(Dataset rows describing interfaces)
------------------------------------------------------------

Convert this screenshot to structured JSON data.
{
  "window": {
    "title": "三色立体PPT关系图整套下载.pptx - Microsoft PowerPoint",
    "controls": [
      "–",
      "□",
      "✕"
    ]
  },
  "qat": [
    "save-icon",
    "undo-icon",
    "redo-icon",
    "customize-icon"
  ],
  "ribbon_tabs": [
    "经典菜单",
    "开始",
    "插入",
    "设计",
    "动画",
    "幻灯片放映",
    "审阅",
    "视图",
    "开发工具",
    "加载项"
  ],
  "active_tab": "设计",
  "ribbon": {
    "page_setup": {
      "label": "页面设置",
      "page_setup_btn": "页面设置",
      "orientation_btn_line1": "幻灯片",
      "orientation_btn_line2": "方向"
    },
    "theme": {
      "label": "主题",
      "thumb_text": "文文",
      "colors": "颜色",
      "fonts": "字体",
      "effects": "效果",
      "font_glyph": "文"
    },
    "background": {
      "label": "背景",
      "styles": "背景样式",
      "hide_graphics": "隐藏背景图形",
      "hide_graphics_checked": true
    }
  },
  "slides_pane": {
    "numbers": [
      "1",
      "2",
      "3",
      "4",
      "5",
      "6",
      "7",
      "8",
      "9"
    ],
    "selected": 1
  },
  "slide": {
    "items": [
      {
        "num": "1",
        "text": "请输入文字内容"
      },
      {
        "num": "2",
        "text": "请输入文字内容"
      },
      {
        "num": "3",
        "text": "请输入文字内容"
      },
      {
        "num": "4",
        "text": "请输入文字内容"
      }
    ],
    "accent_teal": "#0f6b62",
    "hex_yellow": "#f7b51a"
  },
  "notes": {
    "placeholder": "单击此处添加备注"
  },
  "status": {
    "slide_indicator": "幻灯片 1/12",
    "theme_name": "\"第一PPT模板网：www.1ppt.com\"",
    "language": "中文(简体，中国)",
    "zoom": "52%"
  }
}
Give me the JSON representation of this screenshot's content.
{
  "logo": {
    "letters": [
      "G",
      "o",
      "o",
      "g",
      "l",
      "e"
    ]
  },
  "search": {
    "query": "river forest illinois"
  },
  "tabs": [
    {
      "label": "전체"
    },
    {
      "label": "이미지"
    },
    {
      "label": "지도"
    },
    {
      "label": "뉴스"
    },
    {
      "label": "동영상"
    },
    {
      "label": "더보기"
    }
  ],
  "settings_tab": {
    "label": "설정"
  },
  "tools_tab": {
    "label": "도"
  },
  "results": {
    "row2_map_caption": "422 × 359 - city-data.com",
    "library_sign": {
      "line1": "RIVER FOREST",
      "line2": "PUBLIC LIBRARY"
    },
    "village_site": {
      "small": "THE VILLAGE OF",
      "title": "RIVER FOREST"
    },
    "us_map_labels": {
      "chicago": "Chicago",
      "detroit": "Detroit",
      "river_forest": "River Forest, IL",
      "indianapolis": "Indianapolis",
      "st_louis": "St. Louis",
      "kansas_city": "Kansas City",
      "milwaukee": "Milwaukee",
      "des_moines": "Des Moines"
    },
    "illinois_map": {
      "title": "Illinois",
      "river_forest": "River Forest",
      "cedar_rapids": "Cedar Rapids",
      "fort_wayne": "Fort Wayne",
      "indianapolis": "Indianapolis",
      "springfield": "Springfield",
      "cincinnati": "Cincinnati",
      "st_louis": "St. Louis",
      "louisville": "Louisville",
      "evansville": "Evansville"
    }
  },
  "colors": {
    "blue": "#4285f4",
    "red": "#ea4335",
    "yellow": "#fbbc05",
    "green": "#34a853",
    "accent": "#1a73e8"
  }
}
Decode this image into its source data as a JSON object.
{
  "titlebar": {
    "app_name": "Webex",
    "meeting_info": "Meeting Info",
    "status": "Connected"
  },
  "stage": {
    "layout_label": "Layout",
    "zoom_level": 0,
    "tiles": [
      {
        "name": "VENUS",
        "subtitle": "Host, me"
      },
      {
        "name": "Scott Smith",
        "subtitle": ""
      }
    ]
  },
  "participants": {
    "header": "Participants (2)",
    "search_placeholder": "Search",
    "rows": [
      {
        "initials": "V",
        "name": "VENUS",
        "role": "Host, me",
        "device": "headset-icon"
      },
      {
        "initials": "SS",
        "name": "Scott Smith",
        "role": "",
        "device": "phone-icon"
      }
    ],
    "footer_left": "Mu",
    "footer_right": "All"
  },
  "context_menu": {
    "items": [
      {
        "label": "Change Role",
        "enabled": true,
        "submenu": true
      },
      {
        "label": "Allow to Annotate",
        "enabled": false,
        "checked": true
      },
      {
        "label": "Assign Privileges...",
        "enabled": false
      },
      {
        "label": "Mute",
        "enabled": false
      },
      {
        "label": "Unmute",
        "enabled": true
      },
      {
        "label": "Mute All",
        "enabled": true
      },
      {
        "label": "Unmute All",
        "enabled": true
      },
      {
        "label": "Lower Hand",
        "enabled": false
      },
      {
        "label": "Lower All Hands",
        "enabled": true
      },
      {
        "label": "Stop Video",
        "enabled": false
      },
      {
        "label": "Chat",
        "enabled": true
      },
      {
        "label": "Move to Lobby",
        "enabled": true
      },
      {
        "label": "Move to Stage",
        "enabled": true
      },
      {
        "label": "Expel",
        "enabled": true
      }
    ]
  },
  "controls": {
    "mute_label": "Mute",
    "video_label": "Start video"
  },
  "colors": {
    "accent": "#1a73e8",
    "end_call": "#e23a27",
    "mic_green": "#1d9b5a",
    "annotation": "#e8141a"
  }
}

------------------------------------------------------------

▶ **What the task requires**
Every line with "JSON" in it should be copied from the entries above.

▶ **Your response**
Convert this screenshot to structured JSON data.
Give me the JSON representation of this screenshot's content.
Decode this image into its source data as a JSON object.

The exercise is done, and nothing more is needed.